PROBLEM REQUIREMENTS: Report all lines from the entries below in which "менеджер" appears.

DATASET RECORDS:
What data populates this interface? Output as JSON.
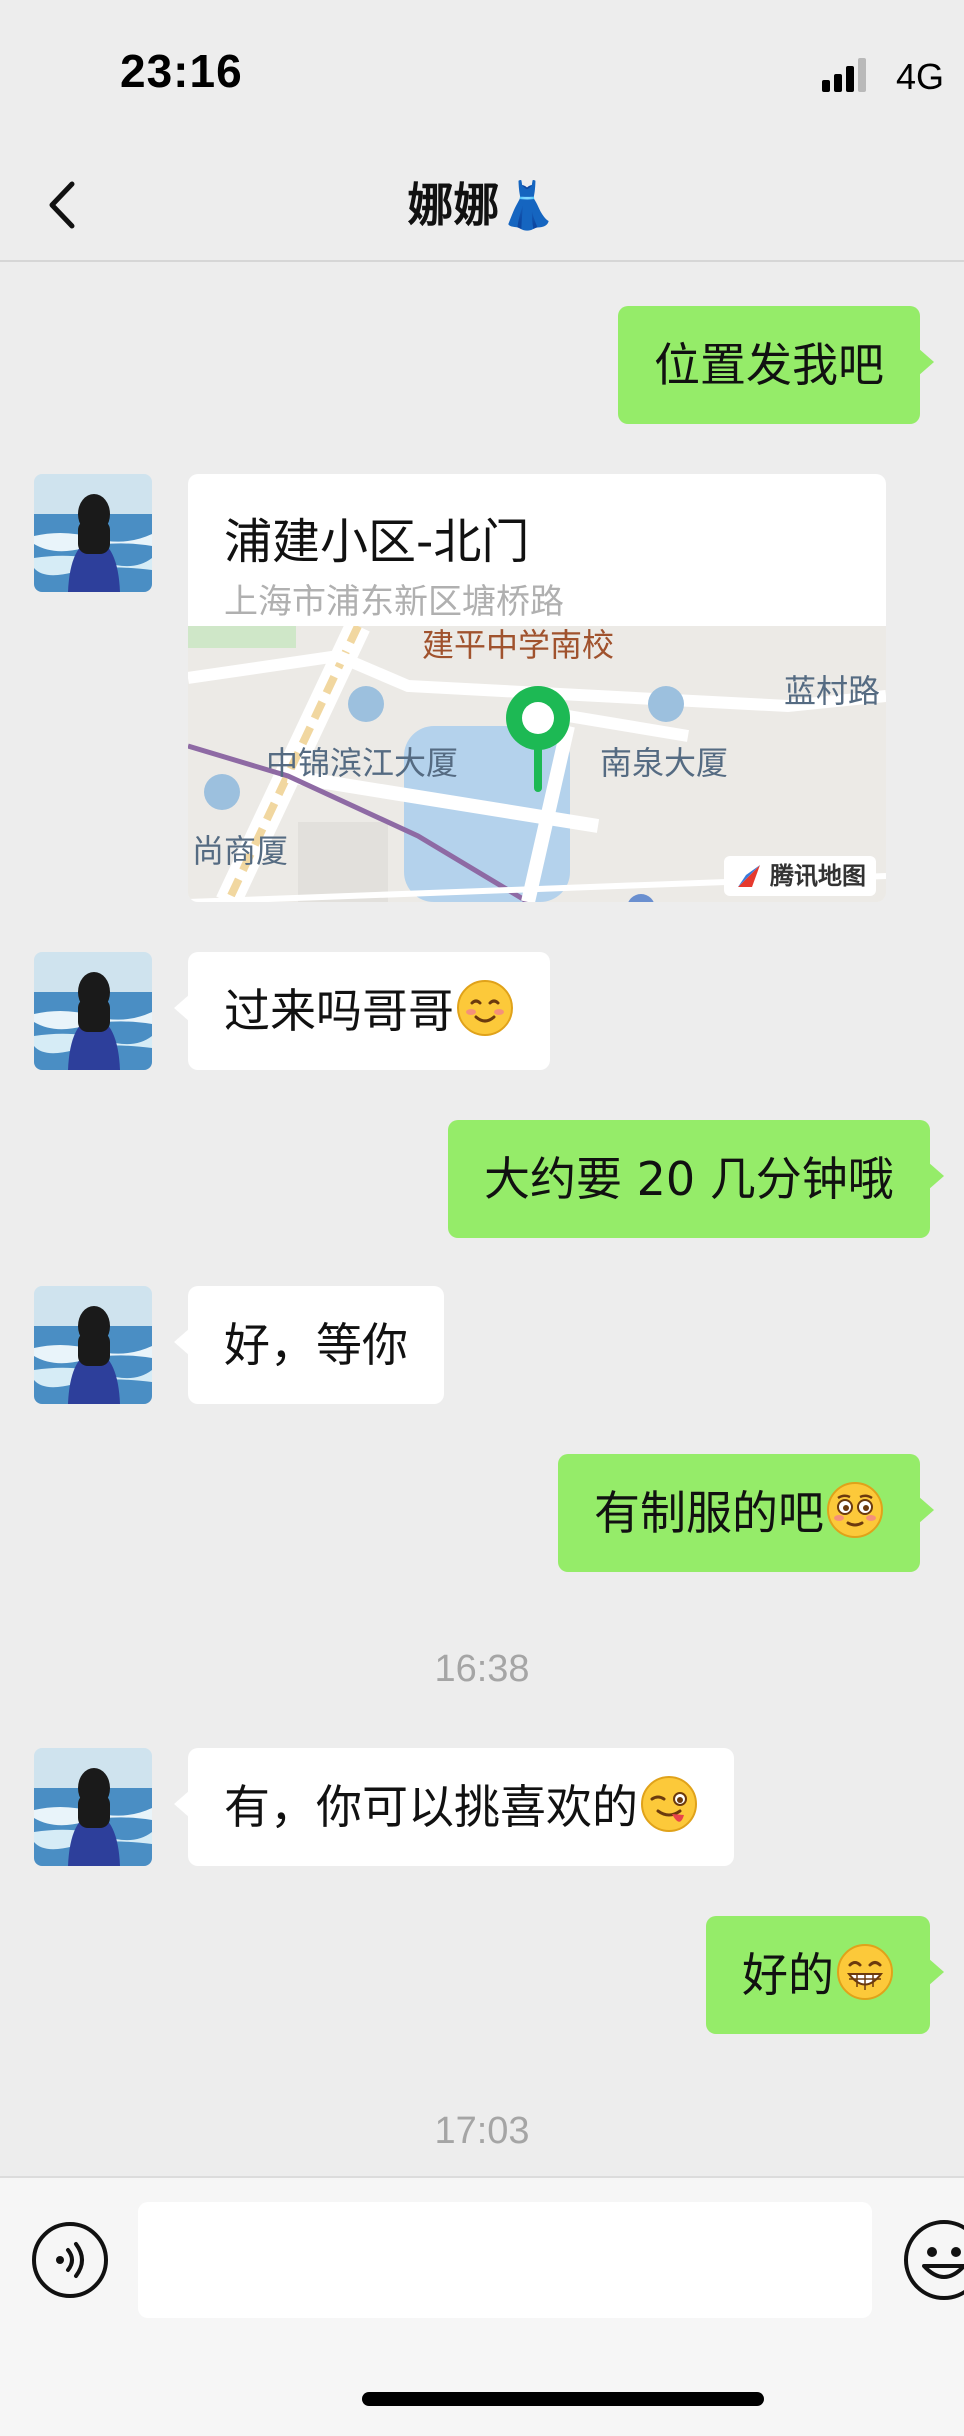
{
  "status_bar": {
    "time": "23:16",
    "network": "4G",
    "signal_bars_active": 3,
    "signal_bars_total": 4
  },
  "nav": {
    "title": "娜娜👗",
    "back_icon": "chevron-left-icon"
  },
  "messages": [
    {
      "side": "out",
      "text": "位置发我吧"
    },
    {
      "side": "in",
      "type": "location",
      "location": {
        "name": "浦建小区-北门",
        "address": "上海市浦东新区塘桥路",
        "map_labels": {
          "school": "建平中学南校",
          "building_left": "中锦滨江大厦",
          "building_right": "南泉大厦",
          "road_right": "蓝村路",
          "building_edge": "尚商厦"
        },
        "map_provider": "腾讯地图"
      }
    },
    {
      "side": "in",
      "text": "过来吗哥哥",
      "emoji": "smiling-blush-emoji"
    },
    {
      "side": "out",
      "text": "大约要 20 几分钟哦"
    },
    {
      "side": "in",
      "text": "好，等你"
    },
    {
      "side": "out",
      "text": "有制服的吧",
      "emoji": "flushed-emoji"
    },
    {
      "side": "in",
      "text": "有，你可以挑喜欢的",
      "emoji": "winking-tongue-emoji"
    },
    {
      "side": "out",
      "text": "好的",
      "emoji": "grinning-emoji"
    }
  ],
  "timestamps": [
    "16:38",
    "17:03"
  ],
  "input_bar": {
    "voice_icon": "voice-icon",
    "emoji_icon": "emoji-icon",
    "input_value": ""
  },
  "colors": {
    "background": "#ededed",
    "outgoing_bubble": "#95ec69",
    "incoming_bubble": "#ffffff",
    "pin": "#1db954",
    "timestamp_text": "#a5a5a5"
  }
}
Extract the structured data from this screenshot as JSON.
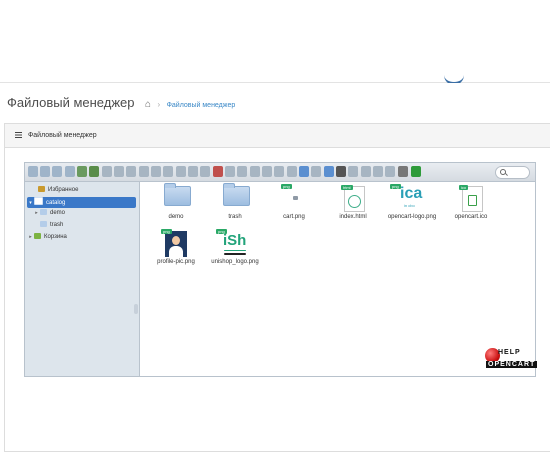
{
  "page": {
    "title": "Файловый менеджер",
    "breadcrumb": "Файловый менеджер"
  },
  "panel": {
    "heading": "Файловый менеджер"
  },
  "toolbar": {
    "icons": [
      {
        "name": "back-icon",
        "color": "#9fb4c9"
      },
      {
        "name": "forward-icon",
        "color": "#9fb4c9"
      },
      {
        "name": "up-icon",
        "color": "#9fb4c9"
      },
      {
        "name": "home-icon",
        "color": "#9fb4c9"
      },
      {
        "name": "reload-icon",
        "color": "#6a9a5f"
      },
      {
        "name": "download-icon",
        "color": "#5a8d4a"
      },
      {
        "name": "upload-icon",
        "color": "#a7b5c2"
      },
      {
        "name": "new-folder-icon",
        "color": "#a7b5c2"
      },
      {
        "name": "new-file-icon",
        "color": "#a7b5c2"
      },
      {
        "name": "open-icon",
        "color": "#a7b5c2"
      },
      {
        "name": "undo-icon",
        "color": "#a7b5c2"
      },
      {
        "name": "redo-icon",
        "color": "#a7b5c2"
      },
      {
        "name": "copy-icon",
        "color": "#a7b5c2"
      },
      {
        "name": "cut-icon",
        "color": "#a7b5c2"
      },
      {
        "name": "paste-icon",
        "color": "#a7b5c2"
      },
      {
        "name": "delete-icon",
        "color": "#c0504d"
      },
      {
        "name": "duplicate-icon",
        "color": "#a7b5c2"
      },
      {
        "name": "rename-icon",
        "color": "#a7b5c2"
      },
      {
        "name": "edit-icon",
        "color": "#a7b5c2"
      },
      {
        "name": "resize-icon",
        "color": "#a7b5c2"
      },
      {
        "name": "archive-icon",
        "color": "#a7b5c2"
      },
      {
        "name": "extract-icon",
        "color": "#a7b5c2"
      },
      {
        "name": "grid-view-icon",
        "color": "#5b8fd0"
      },
      {
        "name": "list-view-icon",
        "color": "#a7b5c2"
      },
      {
        "name": "select-icon",
        "color": "#5b8fd0"
      },
      {
        "name": "preview-icon",
        "color": "#555555"
      },
      {
        "name": "info-icon",
        "color": "#a7b5c2"
      },
      {
        "name": "sort-icon",
        "color": "#a7b5c2"
      },
      {
        "name": "places-icon",
        "color": "#a7b5c2"
      },
      {
        "name": "help-icon",
        "color": "#a7b5c2"
      },
      {
        "name": "settings-icon",
        "color": "#777777"
      },
      {
        "name": "fullscreen-icon",
        "color": "#2e9b3a"
      }
    ]
  },
  "tree": {
    "items": [
      {
        "label": "Избранное",
        "color": "#c99a2e"
      },
      {
        "label": "catalog",
        "color": "#ffffff"
      },
      {
        "label": "demo",
        "color": "#b4cde9"
      },
      {
        "label": "trash",
        "color": "#b4cde9"
      },
      {
        "label": "Корзина",
        "color": "#7cb342"
      }
    ]
  },
  "files": [
    {
      "name": "demo",
      "kind": "folder"
    },
    {
      "name": "trash",
      "kind": "folder"
    },
    {
      "name": "cart.png",
      "kind": "file",
      "badge": "png"
    },
    {
      "name": "index.html",
      "kind": "file",
      "badge": "html"
    },
    {
      "name": "opencart-logo.png",
      "kind": "file",
      "badge": "png"
    },
    {
      "name": "opencart.ico",
      "kind": "file",
      "badge": "ico"
    },
    {
      "name": "profile-pic.png",
      "kind": "file",
      "badge": "png"
    },
    {
      "name": "unishop_logo.png",
      "kind": "file",
      "badge": "png"
    }
  ],
  "thumbs": {
    "opencart_logo": {
      "text": "ica",
      "sub": "in cbo"
    },
    "unishop": {
      "text": "iSh"
    }
  },
  "watermark": {
    "line1": "HELP",
    "line2": "OPENCART"
  }
}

WRITTEN SOLUTION:
    "title": "Файловый менеджер",
    "breadcrumb": "Файловый менеджер"
    "heading": "Файловый менеджер"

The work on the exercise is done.